Many Democrats and almost all Liberals oppose war and want negotiation with terrorists, most especially the Taliban. 9/11 for many Liberals was payback for US 'imperialism' and when Bush said 'you are either with us or against us' - all Liberals and many Democrats (imagine the scene in the film Invasion of the Body Snatchers where one of the remaining humans in the town is uncovered by the aliens and they turn, point and open their mouths and the noise that follows ....) began emitting a noise that would seem to come from an animal close to death, in its last throes of pain as it squeals in agony. How dare Bush question our patriotism. How dare Republicans question our dedication and commitment to the United States. So fierce were their screeching sounds that Republicans prefaced everything with - we don't question their love for the country or we don't question their patriotism ... and Republicans tempered their statements even though what Bush stated was very true - you either stand with the United States government and Western Civilization or you support those who want to kill you. We don't have to always agree on how we will oppose them, but we do need to agree we oppose them. Liberals can't even agree on that issue and so perverted the argument it is meaningless - except to place Republicans on the defense.
All of that means nothing if you are a Liberal because you can call anyone you want names and not feel the slightest bit guilty. After all, whatever you call someone, it must be accurate and so calling them a name is fine. Unlike Republicans who do it out of spite and hate.
By: Jonathan Allen and John Bresnahan
August 1, 2011
Vice President Joe Biden joined House Democrats in lashing tea party Republicans Monday, accusing them of having “acted like terrorists” in the fight over raising the nation’s debt limit, according to several sources in the room.
Biden was agreeing with a line of argument made by Rep. Mike Doyle (D-Pa.) at a two-hour, closed-door Democratic Caucus meeting.
“We have negotiated with terrorists,” an angry Doyle said, according to sources in the room. “This small group of terrorists have made it impossible to spend any money.”
Biden, driven by his Democratic allies’ misgivings about the debt-limit deal, responded: “They have acted like terrorists.”
Biden’s office initially declined to comment about what the vice president said inside the closed-door session, but after POLITICO published the remarks, spokeswoman Kendra Barkoff said: “The word was used by several members of Congress. The vice president does not believe it’s an appropriate term in political discourse.”

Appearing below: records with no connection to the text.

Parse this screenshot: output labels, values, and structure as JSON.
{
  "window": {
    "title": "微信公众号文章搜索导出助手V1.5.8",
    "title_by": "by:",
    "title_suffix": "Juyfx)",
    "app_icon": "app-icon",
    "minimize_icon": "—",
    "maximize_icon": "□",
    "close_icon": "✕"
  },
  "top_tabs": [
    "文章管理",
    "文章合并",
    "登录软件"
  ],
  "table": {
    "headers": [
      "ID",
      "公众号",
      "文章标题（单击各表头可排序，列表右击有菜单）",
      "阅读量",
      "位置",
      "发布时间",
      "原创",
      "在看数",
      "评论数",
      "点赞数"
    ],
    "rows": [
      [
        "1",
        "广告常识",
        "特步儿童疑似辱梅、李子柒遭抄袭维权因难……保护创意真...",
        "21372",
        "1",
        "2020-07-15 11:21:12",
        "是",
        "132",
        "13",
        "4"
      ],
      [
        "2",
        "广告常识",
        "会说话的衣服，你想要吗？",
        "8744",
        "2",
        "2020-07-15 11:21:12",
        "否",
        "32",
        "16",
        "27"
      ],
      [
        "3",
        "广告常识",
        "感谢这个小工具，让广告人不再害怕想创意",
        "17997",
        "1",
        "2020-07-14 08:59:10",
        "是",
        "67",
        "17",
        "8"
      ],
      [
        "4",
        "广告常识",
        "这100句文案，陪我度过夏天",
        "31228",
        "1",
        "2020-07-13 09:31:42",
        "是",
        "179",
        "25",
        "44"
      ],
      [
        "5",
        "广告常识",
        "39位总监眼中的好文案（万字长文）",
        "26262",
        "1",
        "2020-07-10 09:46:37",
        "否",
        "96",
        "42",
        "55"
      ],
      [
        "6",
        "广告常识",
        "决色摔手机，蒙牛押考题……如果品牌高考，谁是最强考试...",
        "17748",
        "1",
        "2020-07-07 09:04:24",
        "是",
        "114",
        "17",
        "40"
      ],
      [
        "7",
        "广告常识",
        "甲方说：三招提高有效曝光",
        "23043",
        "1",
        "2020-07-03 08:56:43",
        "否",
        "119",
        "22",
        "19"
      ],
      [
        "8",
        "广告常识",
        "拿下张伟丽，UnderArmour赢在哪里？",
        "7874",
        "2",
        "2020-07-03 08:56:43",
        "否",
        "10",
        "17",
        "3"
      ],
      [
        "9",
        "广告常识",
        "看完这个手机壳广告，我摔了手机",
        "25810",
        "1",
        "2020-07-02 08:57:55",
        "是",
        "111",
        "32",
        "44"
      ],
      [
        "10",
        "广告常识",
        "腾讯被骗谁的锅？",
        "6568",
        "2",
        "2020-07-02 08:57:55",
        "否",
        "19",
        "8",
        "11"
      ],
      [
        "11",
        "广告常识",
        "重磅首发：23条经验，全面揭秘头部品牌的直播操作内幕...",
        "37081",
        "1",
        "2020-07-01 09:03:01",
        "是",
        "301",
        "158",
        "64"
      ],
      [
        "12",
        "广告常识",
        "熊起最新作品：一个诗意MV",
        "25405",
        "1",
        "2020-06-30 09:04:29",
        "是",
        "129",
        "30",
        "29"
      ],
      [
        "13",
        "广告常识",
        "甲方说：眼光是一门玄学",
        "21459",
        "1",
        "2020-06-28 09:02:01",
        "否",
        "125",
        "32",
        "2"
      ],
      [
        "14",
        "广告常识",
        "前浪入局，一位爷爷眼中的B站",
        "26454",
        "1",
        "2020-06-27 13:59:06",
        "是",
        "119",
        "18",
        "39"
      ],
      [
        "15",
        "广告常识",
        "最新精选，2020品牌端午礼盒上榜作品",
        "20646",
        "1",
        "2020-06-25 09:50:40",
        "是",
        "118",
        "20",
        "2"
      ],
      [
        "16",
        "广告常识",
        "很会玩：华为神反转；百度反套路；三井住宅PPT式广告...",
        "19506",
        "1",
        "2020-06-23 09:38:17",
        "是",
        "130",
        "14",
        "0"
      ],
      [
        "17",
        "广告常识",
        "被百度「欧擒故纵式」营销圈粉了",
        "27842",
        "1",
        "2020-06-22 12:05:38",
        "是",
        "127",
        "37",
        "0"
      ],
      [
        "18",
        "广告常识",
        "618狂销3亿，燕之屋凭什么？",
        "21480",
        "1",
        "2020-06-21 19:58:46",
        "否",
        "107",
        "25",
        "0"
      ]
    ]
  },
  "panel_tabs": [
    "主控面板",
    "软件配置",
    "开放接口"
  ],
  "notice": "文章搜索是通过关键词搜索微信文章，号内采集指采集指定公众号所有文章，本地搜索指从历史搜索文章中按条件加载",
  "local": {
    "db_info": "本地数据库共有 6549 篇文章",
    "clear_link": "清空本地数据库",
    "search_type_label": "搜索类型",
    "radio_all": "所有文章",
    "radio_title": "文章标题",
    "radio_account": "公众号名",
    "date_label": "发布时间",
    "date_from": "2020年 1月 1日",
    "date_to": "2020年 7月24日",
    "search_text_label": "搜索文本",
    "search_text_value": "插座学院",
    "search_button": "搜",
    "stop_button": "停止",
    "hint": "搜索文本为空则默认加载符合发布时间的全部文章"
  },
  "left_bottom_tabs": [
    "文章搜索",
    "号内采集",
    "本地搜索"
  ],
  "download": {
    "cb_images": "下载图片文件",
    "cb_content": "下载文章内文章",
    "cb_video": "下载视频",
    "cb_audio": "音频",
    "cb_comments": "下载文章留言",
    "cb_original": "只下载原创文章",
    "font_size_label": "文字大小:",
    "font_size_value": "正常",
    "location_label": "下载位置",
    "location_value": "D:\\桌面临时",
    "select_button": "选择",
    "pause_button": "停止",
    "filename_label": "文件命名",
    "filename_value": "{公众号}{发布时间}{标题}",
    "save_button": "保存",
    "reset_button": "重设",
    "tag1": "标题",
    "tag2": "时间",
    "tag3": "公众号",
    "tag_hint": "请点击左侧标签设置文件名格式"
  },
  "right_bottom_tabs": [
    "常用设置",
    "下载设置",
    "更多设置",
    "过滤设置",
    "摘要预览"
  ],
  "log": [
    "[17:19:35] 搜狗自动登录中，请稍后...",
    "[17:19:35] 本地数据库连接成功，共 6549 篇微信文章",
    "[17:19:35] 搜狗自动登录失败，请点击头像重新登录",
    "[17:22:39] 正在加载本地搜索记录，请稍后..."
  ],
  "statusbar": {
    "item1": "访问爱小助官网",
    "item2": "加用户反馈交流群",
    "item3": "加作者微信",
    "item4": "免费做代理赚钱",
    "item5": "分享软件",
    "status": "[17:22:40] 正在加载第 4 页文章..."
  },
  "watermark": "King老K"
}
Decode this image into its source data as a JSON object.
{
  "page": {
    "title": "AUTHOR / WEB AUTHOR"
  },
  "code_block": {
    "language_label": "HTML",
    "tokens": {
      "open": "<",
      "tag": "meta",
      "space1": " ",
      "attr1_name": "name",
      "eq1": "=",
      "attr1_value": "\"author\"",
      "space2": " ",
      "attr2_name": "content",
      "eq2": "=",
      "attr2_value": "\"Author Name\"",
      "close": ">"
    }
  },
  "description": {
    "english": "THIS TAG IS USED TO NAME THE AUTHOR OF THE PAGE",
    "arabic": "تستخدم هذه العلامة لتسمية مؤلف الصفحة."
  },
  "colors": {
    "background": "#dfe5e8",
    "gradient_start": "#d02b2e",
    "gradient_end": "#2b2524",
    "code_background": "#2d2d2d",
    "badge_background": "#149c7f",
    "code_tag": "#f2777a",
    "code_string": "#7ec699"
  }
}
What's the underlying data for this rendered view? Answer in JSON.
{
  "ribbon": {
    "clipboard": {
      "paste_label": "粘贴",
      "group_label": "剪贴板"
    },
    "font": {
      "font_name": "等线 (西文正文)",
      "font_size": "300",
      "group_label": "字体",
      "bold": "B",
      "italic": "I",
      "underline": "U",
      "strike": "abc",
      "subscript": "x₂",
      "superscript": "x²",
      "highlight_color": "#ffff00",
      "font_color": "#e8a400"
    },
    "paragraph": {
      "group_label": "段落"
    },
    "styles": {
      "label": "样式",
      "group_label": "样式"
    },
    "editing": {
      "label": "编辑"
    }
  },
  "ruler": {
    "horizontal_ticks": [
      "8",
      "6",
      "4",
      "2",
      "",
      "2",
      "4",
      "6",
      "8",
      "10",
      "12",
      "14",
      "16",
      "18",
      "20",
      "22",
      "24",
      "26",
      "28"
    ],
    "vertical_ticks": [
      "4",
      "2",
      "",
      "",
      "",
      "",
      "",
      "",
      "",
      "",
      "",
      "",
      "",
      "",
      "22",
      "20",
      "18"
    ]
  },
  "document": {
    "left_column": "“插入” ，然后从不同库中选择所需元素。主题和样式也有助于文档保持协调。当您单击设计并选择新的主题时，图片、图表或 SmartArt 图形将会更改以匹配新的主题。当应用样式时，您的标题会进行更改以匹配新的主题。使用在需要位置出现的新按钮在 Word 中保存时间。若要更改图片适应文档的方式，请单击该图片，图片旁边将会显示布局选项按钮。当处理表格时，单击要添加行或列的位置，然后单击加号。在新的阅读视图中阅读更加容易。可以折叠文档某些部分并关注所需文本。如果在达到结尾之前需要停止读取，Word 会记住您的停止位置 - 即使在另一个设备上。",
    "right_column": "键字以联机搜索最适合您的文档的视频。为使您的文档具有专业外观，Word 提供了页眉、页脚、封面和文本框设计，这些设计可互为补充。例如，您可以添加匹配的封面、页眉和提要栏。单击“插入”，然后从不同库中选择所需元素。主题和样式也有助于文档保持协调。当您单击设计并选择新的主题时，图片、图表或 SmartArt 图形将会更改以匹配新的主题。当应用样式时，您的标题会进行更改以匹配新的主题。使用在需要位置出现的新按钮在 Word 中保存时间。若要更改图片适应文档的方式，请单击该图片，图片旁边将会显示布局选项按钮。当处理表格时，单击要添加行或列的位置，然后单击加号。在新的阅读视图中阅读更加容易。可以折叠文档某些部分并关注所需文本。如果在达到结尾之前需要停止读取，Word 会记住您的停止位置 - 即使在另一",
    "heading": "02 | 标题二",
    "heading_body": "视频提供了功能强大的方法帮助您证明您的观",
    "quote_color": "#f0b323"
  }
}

Biden later denied he used that term in an interview with CBS.
“I did not use the terrorism word,” Biden told CBS Evening News anchor and managing editor Scott Pelley.
Earlier in the day, Biden told Senate Democrats that Republican leaders have “guns to their heads” in trying to negotiate deals.
The vice president’s hot rhetoric about tea party Republicans underscored the tense moment on Capitol Hill as four party leaders in both chambers work to round up the needed votes in an abbreviated time frame. The bill would raise the debt limit by as much as $2.4 trillion through the end of next year and reduce the deficit by an equal amount over the next decade.
Democrats had no shortage of colorful phrases in wake of the deal.
Rep. Emanuel Cleaver (D-Mo.) called it a “Satan sandwich,” and Rep. Luis Gutierrez (D-Ill.) called seemed to enjoy the heat analogy, saying: “the Tea Partiers and the GOP have made their slash and burn lunacy clear, and while I do not love this compromise, my vote is a hose to stop the burning. The arsonists must be stopped.
The deal was consummated Sunday night, the text of the bill was posted in the wee hours of Monday morning, and the House was expected to vote first on it Monday afternoon or evening. But there are still plenty of concerns in both parties and in both chambers.
Liberal Democrats have had the most averse reaction to the plan, which ensures between $2.1 trillion and $2.4 trillion in deficit reduction over the next decade without requiring any of it to come from tax increases.
Biden told Democratic lawmakers that the deal would take away the tea party’s “weapon of mass destruction” — the threat of a default on U.S. debt obligations.
“They have no compunction about blowing up the economy to get what they want,” Doyle told POLITICO after the meeting.